*EXERCISE OBJECTIVE*: Search the data for the word "here" and copy each line that has it.

Stored data

◇ ◇ ◇ ◇ ◇

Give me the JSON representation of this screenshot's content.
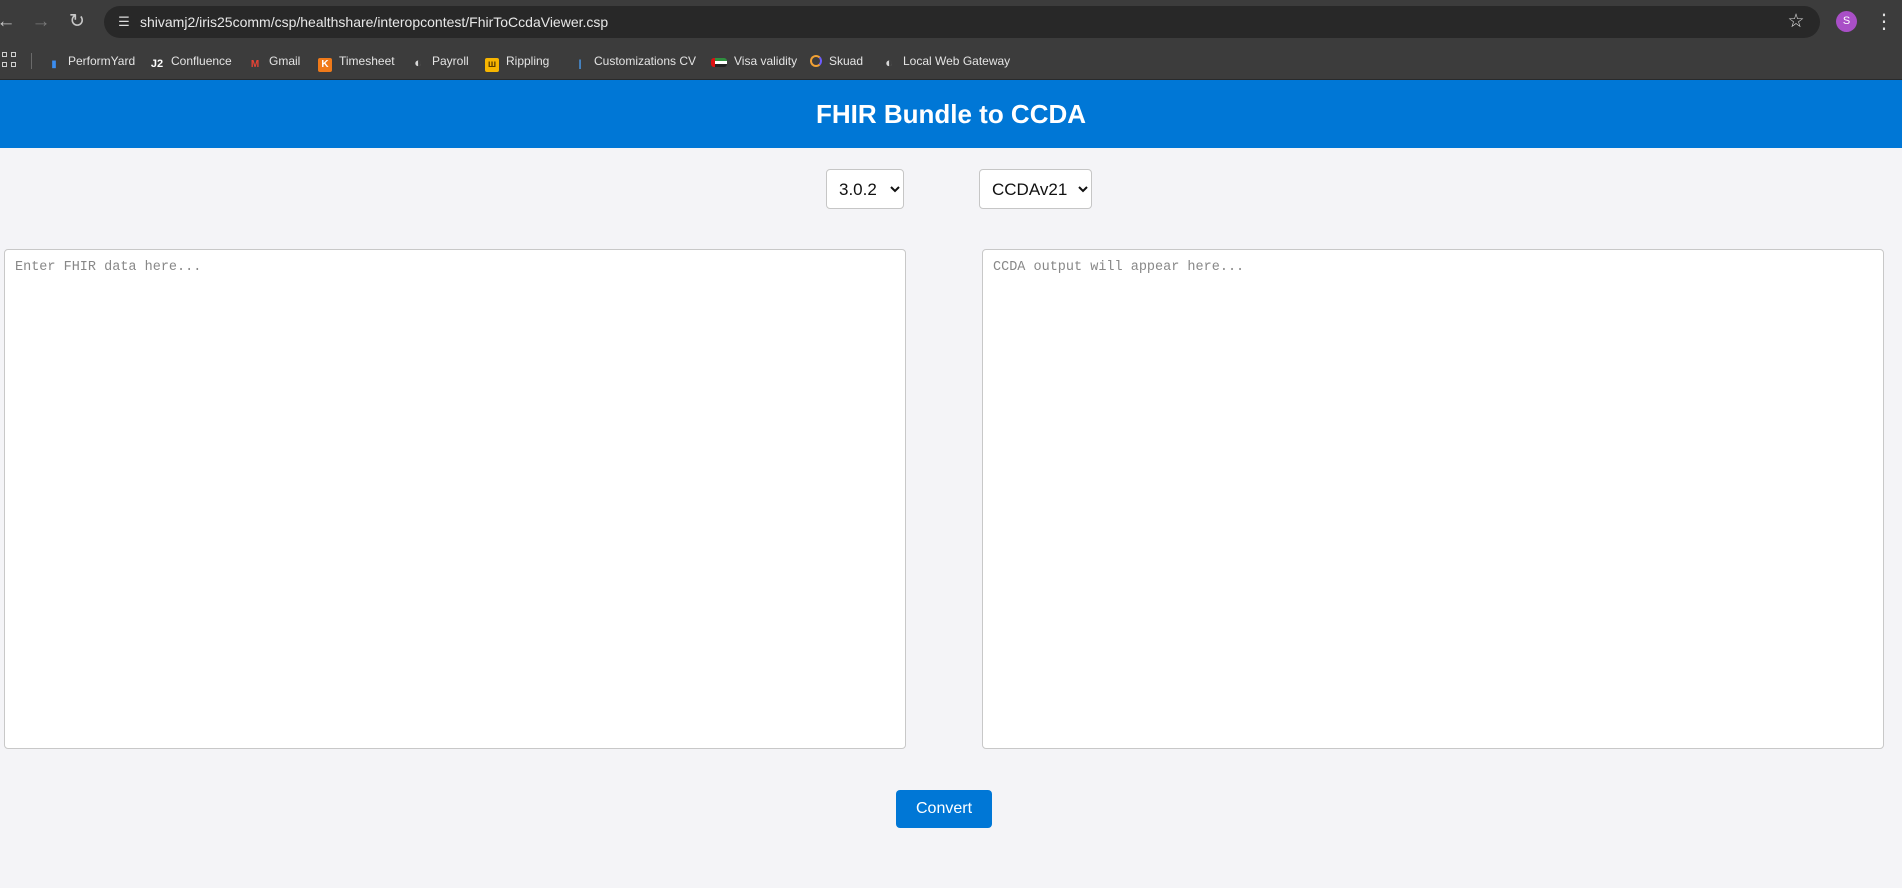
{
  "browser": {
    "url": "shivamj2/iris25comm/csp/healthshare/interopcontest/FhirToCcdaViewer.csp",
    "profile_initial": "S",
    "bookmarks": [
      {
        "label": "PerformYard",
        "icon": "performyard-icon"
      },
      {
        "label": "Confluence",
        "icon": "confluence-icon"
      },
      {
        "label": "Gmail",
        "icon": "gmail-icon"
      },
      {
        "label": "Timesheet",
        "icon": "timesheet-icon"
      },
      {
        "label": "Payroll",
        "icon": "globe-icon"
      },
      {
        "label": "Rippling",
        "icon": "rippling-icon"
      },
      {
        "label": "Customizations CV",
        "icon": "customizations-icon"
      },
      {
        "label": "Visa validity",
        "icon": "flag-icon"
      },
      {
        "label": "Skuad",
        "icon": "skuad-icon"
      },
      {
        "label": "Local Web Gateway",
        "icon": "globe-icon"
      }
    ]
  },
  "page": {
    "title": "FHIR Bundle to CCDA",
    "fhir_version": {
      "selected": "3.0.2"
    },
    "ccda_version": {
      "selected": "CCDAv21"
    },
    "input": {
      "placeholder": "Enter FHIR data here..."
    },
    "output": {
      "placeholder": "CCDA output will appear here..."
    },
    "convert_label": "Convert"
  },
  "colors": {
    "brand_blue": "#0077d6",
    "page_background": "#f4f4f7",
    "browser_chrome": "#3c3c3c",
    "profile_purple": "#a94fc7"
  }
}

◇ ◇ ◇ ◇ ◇

*ANSWER SECTION*:
      "placeholder": "Enter FHIR data here..."
      "placeholder": "CCDA output will appear here..."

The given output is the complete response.